As co-chair of the Commission since 2016, Mr. President, I can personally attest to its usefulness in exercising the legislative branch’s pivotal energy oversight powers. The JCEC is a critical institution that provides a strong check-and-balance mechanism in the implementation of landmark energy laws through hands-on congressional oversight. It serves as a nexus of technical expertise and institutional knowledge to help legislators, policymakers, and industry stakeholders navigate the complicated labyrinth that is the country’s overarching energy legal and policy framework. Furthermore, the bicameral composition of the Commission promotes the efficient use of congressional time and resources by preventing duplication of work between the respective energy committees of the Senate and the House.


In this context, Mr. President, allowing the Commission to become functus officio next month would be detrimental to ongoing reforms within the energy sector. Therefore, the JCEC Enhancement Act seeks to remove the Commission’s sunset provision from Section 62 of EPIRA. The bill also seeks to expand the JCEC’s oversight jurisdiction to include existing energy laws without their own respective oversight bodies, such as the Oil Exploration and Development Act of 1972 and the Downstream Oil Industry Deregulation Act of 1998. Essentially, this would institutionalize the JCEC as a permanent oversight body tasked with ensuring the full implementation of landmark energy laws.


It should be noted, Mr. President, that the institutionalization and enhancement of the JCEC was strongly supported by the country’s energy-related agencies and advocacy groups during the hearing held by the Energy Committee on May 21, 2021 on this topic. The Chair of the Energy Regulatory Commission, Atty. Agnes Devanadera, aptly observed that “the JCEC is a very, very important institution through which stakeholders and the different agencies can come together and discuss.” She also noted that bringing together agencies and stakeholders in the JCEC avoids unnecessary filing in court because these actors are given an alternative forum to thresh out potential controversies. Atty. Jay Layug of the Developers of Renewable Energy for Advancement Inc. went so far as to voice his organization’s “1,000 percent” support for the institutionalization of the JCEC, and even proposed the expansion of the Commission’s jurisdiction to include other existing energy laws.

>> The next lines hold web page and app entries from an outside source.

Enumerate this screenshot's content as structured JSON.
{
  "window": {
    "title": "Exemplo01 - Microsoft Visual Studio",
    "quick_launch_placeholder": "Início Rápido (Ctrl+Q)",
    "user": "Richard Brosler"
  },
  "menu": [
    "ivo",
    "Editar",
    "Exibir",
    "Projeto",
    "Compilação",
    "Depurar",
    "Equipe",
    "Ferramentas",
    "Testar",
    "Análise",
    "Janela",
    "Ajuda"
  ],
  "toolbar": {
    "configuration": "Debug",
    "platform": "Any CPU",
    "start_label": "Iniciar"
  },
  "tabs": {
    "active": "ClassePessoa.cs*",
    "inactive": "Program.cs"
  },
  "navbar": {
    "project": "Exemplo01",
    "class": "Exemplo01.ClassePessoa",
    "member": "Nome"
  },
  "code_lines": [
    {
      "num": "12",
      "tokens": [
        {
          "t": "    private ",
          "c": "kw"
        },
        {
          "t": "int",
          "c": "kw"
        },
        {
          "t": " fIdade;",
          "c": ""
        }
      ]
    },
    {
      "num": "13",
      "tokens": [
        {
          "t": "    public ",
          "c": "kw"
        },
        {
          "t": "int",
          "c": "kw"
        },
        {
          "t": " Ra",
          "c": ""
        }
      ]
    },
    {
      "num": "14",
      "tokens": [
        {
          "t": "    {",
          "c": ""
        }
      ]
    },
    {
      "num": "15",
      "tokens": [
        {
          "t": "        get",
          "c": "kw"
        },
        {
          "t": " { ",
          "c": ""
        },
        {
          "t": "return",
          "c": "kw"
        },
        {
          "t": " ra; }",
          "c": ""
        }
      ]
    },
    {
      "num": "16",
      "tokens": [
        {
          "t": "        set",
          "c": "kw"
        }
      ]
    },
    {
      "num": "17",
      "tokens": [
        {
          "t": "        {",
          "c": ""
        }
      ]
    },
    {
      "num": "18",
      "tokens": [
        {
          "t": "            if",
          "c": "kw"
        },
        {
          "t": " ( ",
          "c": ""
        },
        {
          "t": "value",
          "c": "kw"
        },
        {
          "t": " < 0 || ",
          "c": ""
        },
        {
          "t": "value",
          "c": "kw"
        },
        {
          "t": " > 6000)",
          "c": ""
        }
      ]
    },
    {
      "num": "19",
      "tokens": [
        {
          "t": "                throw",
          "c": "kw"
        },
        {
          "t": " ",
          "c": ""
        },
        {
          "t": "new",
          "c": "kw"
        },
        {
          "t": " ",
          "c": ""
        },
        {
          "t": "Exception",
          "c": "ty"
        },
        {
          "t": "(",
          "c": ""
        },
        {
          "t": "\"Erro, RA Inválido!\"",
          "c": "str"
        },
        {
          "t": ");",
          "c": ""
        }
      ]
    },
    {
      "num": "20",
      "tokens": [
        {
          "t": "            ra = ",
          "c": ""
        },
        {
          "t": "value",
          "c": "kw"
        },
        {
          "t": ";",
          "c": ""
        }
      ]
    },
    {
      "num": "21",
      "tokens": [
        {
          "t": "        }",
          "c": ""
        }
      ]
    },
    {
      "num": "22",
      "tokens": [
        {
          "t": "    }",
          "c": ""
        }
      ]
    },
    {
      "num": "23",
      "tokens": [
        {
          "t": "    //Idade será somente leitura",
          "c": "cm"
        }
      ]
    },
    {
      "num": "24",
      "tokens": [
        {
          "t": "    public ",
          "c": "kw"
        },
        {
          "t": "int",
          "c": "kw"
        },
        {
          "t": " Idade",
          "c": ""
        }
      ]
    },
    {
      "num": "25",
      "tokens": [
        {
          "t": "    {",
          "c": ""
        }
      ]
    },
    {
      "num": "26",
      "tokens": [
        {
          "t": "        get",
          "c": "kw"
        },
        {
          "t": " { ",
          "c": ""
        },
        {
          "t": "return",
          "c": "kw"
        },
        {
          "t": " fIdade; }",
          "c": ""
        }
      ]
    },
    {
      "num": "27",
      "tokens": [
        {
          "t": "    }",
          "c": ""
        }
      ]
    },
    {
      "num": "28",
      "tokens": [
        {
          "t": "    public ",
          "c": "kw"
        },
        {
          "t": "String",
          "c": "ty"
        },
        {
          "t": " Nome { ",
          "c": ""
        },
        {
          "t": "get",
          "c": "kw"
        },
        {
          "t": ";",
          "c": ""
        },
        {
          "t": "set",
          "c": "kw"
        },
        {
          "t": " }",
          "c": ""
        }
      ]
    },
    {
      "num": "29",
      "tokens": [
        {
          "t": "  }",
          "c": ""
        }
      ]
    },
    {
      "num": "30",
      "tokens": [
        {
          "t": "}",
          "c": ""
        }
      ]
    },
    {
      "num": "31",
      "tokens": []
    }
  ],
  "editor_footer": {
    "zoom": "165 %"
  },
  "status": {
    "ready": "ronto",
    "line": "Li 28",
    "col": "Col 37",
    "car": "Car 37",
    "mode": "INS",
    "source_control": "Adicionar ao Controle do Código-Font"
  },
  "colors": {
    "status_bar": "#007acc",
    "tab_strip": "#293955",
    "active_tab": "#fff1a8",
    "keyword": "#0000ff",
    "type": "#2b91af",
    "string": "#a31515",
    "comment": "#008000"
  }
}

Representatives of the Power Sector Assets and Liabilities Management Corporation, the Philippine Electricity Market Corporation, the National Electrification Administration, the National Power Corporation, the National Transmission Corporation, and many other stakeholders also voiced support for the measure, based on their first-hand experiences of how the JCEC has helped them in fulfilling their respective mandates. The fact that it was the stakeholders themselves that proposed the further expansion of the jurisdiction of the JCEC drives home the energy sector’s unequivocal backing of the JCEC as a cornerstone institution of the energy industry.


Mr. President, the Joint Congressional Energy Commission has played, and will continue to play an important role in achieving our shared vision of greater Philippine energy stability, sustainability, and savings. As such, I am proud to sponsor this measure and I urge our distinguished colleagues to support its speedy approval given the impending expiration of the JCEC on June 26, 2021.


Thank you, Mr. President.